Segment Start: DATA SHOWN

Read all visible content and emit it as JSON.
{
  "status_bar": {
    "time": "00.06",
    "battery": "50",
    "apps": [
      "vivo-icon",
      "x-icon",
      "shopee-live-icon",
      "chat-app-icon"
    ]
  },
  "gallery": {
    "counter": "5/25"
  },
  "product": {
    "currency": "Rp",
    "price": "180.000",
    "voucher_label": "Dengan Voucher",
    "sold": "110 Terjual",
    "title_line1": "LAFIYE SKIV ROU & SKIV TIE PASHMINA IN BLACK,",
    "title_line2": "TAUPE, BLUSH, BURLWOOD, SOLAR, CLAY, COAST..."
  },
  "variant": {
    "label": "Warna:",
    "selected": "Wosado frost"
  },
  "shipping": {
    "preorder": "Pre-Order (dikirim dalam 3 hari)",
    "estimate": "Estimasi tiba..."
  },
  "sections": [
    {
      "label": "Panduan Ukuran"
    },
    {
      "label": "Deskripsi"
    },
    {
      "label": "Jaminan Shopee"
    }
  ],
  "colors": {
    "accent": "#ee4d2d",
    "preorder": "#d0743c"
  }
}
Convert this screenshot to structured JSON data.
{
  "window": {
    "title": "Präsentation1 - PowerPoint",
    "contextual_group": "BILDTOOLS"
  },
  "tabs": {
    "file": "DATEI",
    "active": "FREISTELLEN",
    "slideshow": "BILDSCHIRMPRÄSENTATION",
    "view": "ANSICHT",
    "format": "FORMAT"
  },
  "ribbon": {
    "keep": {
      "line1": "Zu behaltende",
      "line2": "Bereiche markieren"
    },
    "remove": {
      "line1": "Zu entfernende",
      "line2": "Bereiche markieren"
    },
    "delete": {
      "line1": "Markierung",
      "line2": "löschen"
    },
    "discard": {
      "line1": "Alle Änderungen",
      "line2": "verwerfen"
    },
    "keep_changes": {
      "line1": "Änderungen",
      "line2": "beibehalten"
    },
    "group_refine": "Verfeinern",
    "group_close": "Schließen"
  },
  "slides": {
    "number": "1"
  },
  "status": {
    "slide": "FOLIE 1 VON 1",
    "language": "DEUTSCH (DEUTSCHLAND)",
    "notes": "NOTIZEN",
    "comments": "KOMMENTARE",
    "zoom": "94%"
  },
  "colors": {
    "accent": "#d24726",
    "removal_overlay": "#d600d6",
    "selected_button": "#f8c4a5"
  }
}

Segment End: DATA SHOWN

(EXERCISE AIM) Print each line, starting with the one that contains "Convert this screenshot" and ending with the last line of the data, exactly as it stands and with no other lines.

(ANSWER TO THIS PROBLEM)
Convert this screenshot to structured JSON data.
{
  "window": {
    "title": "Präsentation1 - PowerPoint",
    "contextual_group": "BILDTOOLS"
  },
  "tabs": {
    "file": "DATEI",
    "active": "FREISTELLEN",
    "slideshow": "BILDSCHIRMPRÄSENTATION",
    "view": "ANSICHT",
    "format": "FORMAT"
  },
  "ribbon": {
    "keep": {
      "line1": "Zu behaltende",
      "line2": "Bereiche markieren"
    },
    "remove": {
      "line1": "Zu entfernende",
      "line2": "Bereiche markieren"
    },
    "delete": {
      "line1": "Markierung",
      "line2": "löschen"
    },
    "discard": {
      "line1": "Alle Änderungen",
      "line2": "verwerfen"
    },
    "keep_changes": {
      "line1": "Änderungen",
      "line2": "beibehalten"
    },
    "group_refine": "Verfeinern",
    "group_close": "Schließen"
  },
  "slides": {
    "number": "1"
  },
  "status": {
    "slide": "FOLIE 1 VON 1",
    "language": "DEUTSCH (DEUTSCHLAND)",
    "notes": "NOTIZEN",
    "comments": "KOMMENTARE",
    "zoom": "94%"
  },
  "colors": {
    "accent": "#d24726",
    "removal_overlay": "#d600d6",
    "selected_button": "#f8c4a5"
  }
}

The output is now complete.